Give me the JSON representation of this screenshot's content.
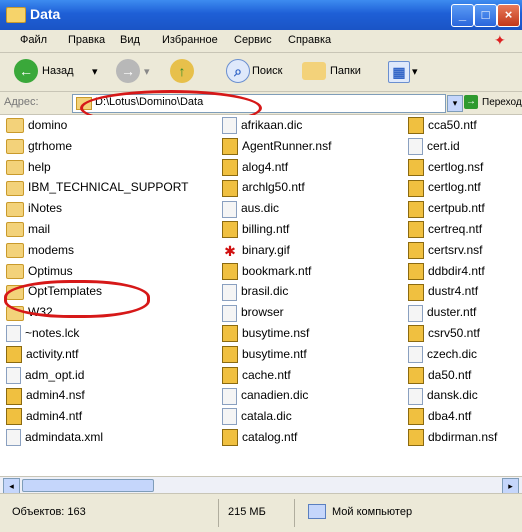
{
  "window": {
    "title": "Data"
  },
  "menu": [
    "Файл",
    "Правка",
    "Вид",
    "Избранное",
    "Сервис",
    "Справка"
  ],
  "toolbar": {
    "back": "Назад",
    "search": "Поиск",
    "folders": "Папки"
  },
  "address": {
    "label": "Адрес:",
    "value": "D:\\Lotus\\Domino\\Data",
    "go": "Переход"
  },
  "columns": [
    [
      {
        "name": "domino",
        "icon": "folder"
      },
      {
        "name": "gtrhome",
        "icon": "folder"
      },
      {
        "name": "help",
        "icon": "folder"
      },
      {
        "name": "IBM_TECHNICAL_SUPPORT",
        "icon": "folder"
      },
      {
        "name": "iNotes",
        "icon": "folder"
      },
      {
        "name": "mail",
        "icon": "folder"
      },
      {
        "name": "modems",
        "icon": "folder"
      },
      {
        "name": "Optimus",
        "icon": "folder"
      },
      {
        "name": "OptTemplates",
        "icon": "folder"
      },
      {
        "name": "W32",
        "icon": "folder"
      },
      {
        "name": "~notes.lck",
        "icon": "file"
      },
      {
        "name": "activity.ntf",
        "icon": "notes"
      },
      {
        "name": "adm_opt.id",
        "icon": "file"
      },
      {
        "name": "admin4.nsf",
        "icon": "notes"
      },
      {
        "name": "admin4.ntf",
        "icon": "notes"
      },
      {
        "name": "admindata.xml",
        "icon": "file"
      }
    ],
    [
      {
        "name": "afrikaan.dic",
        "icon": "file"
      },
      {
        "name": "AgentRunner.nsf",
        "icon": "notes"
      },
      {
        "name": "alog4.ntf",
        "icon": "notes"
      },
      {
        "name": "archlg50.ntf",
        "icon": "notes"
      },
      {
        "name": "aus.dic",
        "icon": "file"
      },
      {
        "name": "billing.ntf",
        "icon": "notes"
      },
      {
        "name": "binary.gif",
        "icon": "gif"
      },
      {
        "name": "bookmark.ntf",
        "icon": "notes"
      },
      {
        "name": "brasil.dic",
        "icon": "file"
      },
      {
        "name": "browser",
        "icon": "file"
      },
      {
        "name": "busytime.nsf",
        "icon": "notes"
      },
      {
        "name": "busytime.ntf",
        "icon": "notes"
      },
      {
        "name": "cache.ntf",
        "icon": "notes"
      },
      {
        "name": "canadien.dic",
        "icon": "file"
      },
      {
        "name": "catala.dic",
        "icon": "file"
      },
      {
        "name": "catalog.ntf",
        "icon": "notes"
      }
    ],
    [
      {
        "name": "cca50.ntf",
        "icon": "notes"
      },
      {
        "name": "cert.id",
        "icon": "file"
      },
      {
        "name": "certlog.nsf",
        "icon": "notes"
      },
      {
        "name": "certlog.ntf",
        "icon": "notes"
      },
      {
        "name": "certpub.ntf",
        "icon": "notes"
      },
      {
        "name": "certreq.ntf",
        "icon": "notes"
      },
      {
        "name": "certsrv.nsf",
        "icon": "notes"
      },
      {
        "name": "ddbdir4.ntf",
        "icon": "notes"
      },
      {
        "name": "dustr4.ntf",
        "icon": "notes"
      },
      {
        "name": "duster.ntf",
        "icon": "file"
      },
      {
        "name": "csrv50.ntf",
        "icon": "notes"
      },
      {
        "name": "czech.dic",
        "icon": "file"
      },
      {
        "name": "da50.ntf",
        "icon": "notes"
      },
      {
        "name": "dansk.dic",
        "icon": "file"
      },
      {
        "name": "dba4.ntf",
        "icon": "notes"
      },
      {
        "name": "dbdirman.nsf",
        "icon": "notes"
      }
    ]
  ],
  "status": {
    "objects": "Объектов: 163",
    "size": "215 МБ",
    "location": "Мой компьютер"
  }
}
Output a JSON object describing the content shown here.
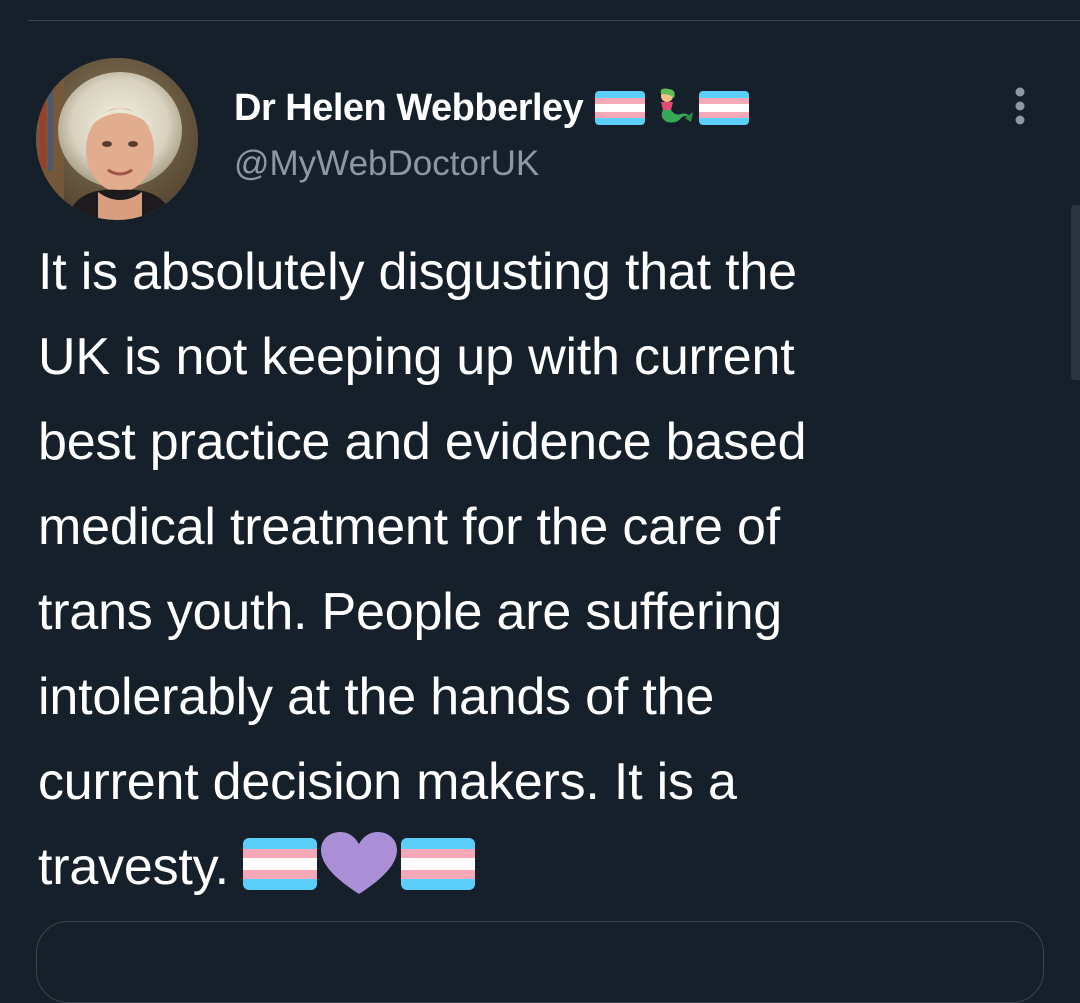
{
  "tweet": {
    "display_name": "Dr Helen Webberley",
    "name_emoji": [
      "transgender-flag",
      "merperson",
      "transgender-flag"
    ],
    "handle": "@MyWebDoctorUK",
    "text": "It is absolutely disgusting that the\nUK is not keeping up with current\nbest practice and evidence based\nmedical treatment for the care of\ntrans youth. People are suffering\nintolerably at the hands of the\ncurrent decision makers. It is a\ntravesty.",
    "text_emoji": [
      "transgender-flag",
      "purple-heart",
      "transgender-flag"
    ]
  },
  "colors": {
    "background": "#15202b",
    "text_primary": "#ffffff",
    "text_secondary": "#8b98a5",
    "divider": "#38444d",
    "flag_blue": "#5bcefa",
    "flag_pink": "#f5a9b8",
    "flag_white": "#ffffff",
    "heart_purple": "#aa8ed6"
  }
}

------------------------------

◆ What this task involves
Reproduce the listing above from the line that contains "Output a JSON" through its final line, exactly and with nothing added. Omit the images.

◆ Written solution
Output a JSON object describing the content shown here.
{
  "tweet": {
    "display_name": "Dr Helen Webberley",
    "name_emoji": [
      "transgender-flag",
      "merperson",
      "transgender-flag"
    ],
    "handle": "@MyWebDoctorUK",
    "text": "It is absolutely disgusting that the\nUK is not keeping up with current\nbest practice and evidence based\nmedical treatment for the care of\ntrans youth. People are suffering\nintolerably at the hands of the\ncurrent decision makers. It is a\ntravesty.",
    "text_emoji": [
      "transgender-flag",
      "purple-heart",
      "transgender-flag"
    ]
  },
  "colors": {
    "background": "#15202b",
    "text_primary": "#ffffff",
    "text_secondary": "#8b98a5",
    "divider": "#38444d",
    "flag_blue": "#5bcefa",
    "flag_pink": "#f5a9b8",
    "flag_white": "#ffffff",
    "heart_purple": "#aa8ed6"
  }
}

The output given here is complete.